▶ **Exercise instructions**:
Could you return all of the entries word for word, minus any pictures?
━━ The records
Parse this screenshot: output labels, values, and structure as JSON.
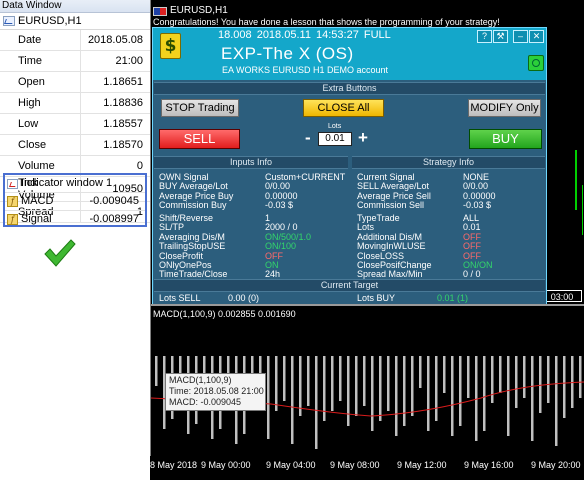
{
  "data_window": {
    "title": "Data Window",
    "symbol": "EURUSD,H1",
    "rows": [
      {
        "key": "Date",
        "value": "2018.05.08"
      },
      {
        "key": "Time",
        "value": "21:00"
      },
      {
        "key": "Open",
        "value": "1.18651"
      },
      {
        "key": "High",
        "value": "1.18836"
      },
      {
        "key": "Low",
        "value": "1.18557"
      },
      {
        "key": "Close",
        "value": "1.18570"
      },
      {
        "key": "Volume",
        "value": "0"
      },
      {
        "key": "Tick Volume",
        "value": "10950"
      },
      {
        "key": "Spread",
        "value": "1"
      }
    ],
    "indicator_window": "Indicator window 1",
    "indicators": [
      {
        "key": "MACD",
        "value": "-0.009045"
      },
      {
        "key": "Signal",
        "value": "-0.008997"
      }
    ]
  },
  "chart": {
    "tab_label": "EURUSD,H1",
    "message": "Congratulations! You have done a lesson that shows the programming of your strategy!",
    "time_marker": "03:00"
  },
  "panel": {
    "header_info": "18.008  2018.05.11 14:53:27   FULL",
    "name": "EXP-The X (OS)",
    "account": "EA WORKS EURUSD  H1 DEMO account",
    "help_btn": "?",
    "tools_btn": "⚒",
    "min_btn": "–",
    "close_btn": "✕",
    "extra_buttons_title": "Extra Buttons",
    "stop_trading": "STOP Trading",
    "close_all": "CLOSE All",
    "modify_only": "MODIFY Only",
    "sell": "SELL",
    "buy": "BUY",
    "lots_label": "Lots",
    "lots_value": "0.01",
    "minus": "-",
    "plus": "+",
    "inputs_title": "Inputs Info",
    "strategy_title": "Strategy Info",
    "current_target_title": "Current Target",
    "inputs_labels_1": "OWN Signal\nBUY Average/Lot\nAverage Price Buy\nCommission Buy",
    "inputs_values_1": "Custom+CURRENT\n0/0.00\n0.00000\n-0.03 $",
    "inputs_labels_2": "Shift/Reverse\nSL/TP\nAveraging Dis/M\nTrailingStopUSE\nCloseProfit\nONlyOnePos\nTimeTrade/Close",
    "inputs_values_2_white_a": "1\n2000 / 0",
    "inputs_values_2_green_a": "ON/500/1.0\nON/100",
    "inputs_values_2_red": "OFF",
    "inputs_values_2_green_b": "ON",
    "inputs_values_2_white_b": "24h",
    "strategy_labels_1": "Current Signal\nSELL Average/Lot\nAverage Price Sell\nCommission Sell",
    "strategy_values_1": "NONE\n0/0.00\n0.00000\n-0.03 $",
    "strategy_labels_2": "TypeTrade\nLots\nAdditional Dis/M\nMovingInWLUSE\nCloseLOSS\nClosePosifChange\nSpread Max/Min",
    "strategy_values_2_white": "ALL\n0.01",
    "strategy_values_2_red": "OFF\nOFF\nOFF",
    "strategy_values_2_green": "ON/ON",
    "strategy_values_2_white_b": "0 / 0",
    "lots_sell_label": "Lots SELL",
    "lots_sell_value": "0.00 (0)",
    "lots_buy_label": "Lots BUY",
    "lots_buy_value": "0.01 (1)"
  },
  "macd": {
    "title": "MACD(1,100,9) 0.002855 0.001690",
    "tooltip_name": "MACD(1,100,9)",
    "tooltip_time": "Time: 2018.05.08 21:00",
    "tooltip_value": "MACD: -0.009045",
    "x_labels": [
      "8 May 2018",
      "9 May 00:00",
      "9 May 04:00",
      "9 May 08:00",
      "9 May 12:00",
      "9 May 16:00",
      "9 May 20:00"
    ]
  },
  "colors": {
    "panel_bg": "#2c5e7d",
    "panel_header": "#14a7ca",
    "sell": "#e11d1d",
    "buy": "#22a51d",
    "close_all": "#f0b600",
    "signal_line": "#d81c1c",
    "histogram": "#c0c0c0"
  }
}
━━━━
▶ **Completed exercise**:
Parse this screenshot: output labels, values, and structure as JSON.
{
  "data_window": {
    "title": "Data Window",
    "symbol": "EURUSD,H1",
    "rows": [
      {
        "key": "Date",
        "value": "2018.05.08"
      },
      {
        "key": "Time",
        "value": "21:00"
      },
      {
        "key": "Open",
        "value": "1.18651"
      },
      {
        "key": "High",
        "value": "1.18836"
      },
      {
        "key": "Low",
        "value": "1.18557"
      },
      {
        "key": "Close",
        "value": "1.18570"
      },
      {
        "key": "Volume",
        "value": "0"
      },
      {
        "key": "Tick Volume",
        "value": "10950"
      },
      {
        "key": "Spread",
        "value": "1"
      }
    ],
    "indicator_window": "Indicator window 1",
    "indicators": [
      {
        "key": "MACD",
        "value": "-0.009045"
      },
      {
        "key": "Signal",
        "value": "-0.008997"
      }
    ]
  },
  "chart": {
    "tab_label": "EURUSD,H1",
    "message": "Congratulations! You have done a lesson that shows the programming of your strategy!",
    "time_marker": "03:00"
  },
  "panel": {
    "header_info": "18.008  2018.05.11 14:53:27   FULL",
    "name": "EXP-The X (OS)",
    "account": "EA WORKS EURUSD  H1 DEMO account",
    "help_btn": "?",
    "tools_btn": "⚒",
    "min_btn": "–",
    "close_btn": "✕",
    "extra_buttons_title": "Extra Buttons",
    "stop_trading": "STOP Trading",
    "close_all": "CLOSE All",
    "modify_only": "MODIFY Only",
    "sell": "SELL",
    "buy": "BUY",
    "lots_label": "Lots",
    "lots_value": "0.01",
    "minus": "-",
    "plus": "+",
    "inputs_title": "Inputs Info",
    "strategy_title": "Strategy Info",
    "current_target_title": "Current Target",
    "inputs_labels_1": "OWN Signal\nBUY Average/Lot\nAverage Price Buy\nCommission Buy",
    "inputs_values_1": "Custom+CURRENT\n0/0.00\n0.00000\n-0.03 $",
    "inputs_labels_2": "Shift/Reverse\nSL/TP\nAveraging Dis/M\nTrailingStopUSE\nCloseProfit\nONlyOnePos\nTimeTrade/Close",
    "inputs_values_2_white_a": "1\n2000 / 0",
    "inputs_values_2_green_a": "ON/500/1.0\nON/100",
    "inputs_values_2_red": "OFF",
    "inputs_values_2_green_b": "ON",
    "inputs_values_2_white_b": "24h",
    "strategy_labels_1": "Current Signal\nSELL Average/Lot\nAverage Price Sell\nCommission Sell",
    "strategy_values_1": "NONE\n0/0.00\n0.00000\n-0.03 $",
    "strategy_labels_2": "TypeTrade\nLots\nAdditional Dis/M\nMovingInWLUSE\nCloseLOSS\nClosePosifChange\nSpread Max/Min",
    "strategy_values_2_white": "ALL\n0.01",
    "strategy_values_2_red": "OFF\nOFF\nOFF",
    "strategy_values_2_green": "ON/ON",
    "strategy_values_2_white_b": "0 / 0",
    "lots_sell_label": "Lots SELL",
    "lots_sell_value": "0.00 (0)",
    "lots_buy_label": "Lots BUY",
    "lots_buy_value": "0.01 (1)"
  },
  "macd": {
    "title": "MACD(1,100,9) 0.002855 0.001690",
    "tooltip_name": "MACD(1,100,9)",
    "tooltip_time": "Time: 2018.05.08 21:00",
    "tooltip_value": "MACD: -0.009045",
    "x_labels": [
      "8 May 2018",
      "9 May 00:00",
      "9 May 04:00",
      "9 May 08:00",
      "9 May 12:00",
      "9 May 16:00",
      "9 May 20:00"
    ]
  },
  "colors": {
    "panel_bg": "#2c5e7d",
    "panel_header": "#14a7ca",
    "sell": "#e11d1d",
    "buy": "#22a51d",
    "close_all": "#f0b600",
    "signal_line": "#d81c1c",
    "histogram": "#c0c0c0"
  }
}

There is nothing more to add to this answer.